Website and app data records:
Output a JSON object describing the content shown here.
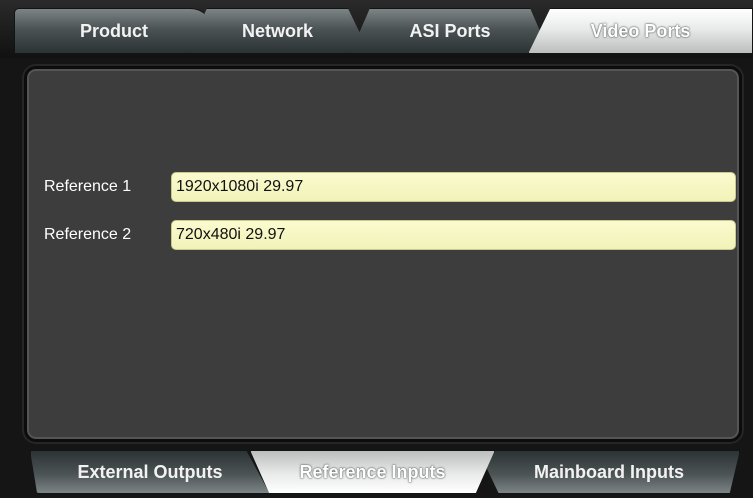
{
  "top_tabs": [
    {
      "label": "Product"
    },
    {
      "label": "Network"
    },
    {
      "label": "ASI Ports"
    },
    {
      "label": "Video Ports",
      "selected": true
    }
  ],
  "reference_panel": {
    "fields": [
      {
        "label": "Reference 1",
        "value": "1920x1080i 29.97"
      },
      {
        "label": "Reference 2",
        "value": "720x480i 29.97"
      }
    ]
  },
  "bottom_tabs": [
    {
      "label": "External Outputs"
    },
    {
      "label": "Reference Inputs",
      "selected": true
    },
    {
      "label": "Mainboard Inputs"
    }
  ],
  "colors": {
    "field_background": "#f7f7c4",
    "panel_background": "#3d3d3d",
    "tab_active": "#e9eaea",
    "tab_inactive": "#4b5355"
  }
}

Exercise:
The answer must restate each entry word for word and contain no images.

Response to the task:
Output a JSON object describing the content shown here.
{
  "top_tabs": [
    {
      "label": "Product"
    },
    {
      "label": "Network"
    },
    {
      "label": "ASI Ports"
    },
    {
      "label": "Video Ports",
      "selected": true
    }
  ],
  "reference_panel": {
    "fields": [
      {
        "label": "Reference 1",
        "value": "1920x1080i 29.97"
      },
      {
        "label": "Reference 2",
        "value": "720x480i 29.97"
      }
    ]
  },
  "bottom_tabs": [
    {
      "label": "External Outputs"
    },
    {
      "label": "Reference Inputs",
      "selected": true
    },
    {
      "label": "Mainboard Inputs"
    }
  ],
  "colors": {
    "field_background": "#f7f7c4",
    "panel_background": "#3d3d3d",
    "tab_active": "#e9eaea",
    "tab_inactive": "#4b5355"
  }
}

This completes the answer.